May 19, 2019

Enet Mukurazita, MA SID'19, speaking at Heller commencement

Dean David Weil, Professor Joan Dassin, all faculty of the Heller School, 2019 graduates, ladies and gentlemen: good morning! I am going to start with a story.

Alice Dzvukamanja was born in 1950 in what was then Rhodesia. She managed to get educated to grade nine only, because that was how far black women could get educated in that era. When she was 19 years old, she married a young man who started his own business. By the time the country gained its independence in 1980 the couple purchased a house in a neighborhood that was formerly whites only.

As the family started to grow, a question was posed to her husband: Who would inherit his vast business empire since his wife was only bearing girls? This was the beginning of verbal and physical abuse in Alice’s marriage that led her to walk out. Without much education or skills Alice had to start life from scratch and the arduous task of fighting her wealthy husband for the custody of her five daughters. He withdrew education of his daughters and favored his sons from his new wives. Alice had to make a choice of spending her hard-earned money on divorce lawyers or pay tuition for her daughters. She always chose her daughters’ education because she said education will give you a better life. Today, she is a mother of a special needs teacher, an entrepreneur, a beautician, a TV executive and today, a Master’s graduate in Sustainable International Development from the Heller School of Social Policy. 

My mother’s life motivated me to move into the field of development after being initially educated in the business world. I wanted to learn how I could make a difference in the lives of many women like my mother who face all kinds of social injustices. I was attracted to the Heller School because I would learn how people from other countries solve similar injustices.

I was shocked and thrilled that they accepted me. The journey has not been easy with quizzes, group work, exams, papers, a practicum and finally the master’s paper. Yes, we questioned why we had to take some classes, but it only hit home recently when my home country of Zimbabwe was hit with its maiden cyclone. That’s when I realized why Prof. Olson’s class on development and the environment made sense. The development tools from the SID program will definitely allow us to tackle social injustices in our different communities as we leave Heller today. 

To the faculty and staff of the SID program, we thank you for the amazing journey. Believe me, you will be hearing about our work! To the dean of Heller and your administration team, thank you for making it possible and affordable for students from the Global South like me to come to Heller. Thank you for the opportunities beyond the classroom to create a social enterprise that is giving rural women in Zimbabwe renewable energy. To our partners, parents, children and supporters, we thank you for being there for us. Special shout-out to Godfrey, Elizabeth, Allison and Carlton my family in Harare. I love you!
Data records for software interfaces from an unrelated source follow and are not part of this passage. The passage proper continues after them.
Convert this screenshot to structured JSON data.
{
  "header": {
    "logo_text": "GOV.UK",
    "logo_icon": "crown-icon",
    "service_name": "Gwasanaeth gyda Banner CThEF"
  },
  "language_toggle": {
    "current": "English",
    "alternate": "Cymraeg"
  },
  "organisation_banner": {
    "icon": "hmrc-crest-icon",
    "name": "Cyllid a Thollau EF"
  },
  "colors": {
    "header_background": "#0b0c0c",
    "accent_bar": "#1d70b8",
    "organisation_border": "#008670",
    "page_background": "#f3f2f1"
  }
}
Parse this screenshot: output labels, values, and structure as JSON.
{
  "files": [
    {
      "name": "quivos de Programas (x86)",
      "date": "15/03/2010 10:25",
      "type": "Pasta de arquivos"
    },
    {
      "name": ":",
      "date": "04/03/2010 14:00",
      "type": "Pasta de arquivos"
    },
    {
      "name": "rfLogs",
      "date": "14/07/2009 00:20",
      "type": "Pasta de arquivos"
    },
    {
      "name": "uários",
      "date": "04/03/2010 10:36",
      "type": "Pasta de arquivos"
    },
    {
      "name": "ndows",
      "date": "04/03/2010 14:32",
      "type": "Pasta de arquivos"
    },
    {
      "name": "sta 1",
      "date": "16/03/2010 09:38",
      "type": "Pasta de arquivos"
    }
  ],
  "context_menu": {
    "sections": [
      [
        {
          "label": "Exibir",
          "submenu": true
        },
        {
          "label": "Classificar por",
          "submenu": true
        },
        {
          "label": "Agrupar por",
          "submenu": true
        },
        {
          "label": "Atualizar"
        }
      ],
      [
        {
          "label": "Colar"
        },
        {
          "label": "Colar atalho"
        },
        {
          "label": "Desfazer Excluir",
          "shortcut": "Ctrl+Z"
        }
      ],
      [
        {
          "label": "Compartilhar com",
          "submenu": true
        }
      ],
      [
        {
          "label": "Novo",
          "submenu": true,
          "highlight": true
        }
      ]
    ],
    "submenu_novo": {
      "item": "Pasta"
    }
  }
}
To my classmates I leave you with this quote from Nelson Mandela: “Education is the most powerful weapon you can use to change the world.” Lastly to the Heller graduating class of 2019 I say to you in my own language, “Makorokoto,” which means congratulations. Thank you!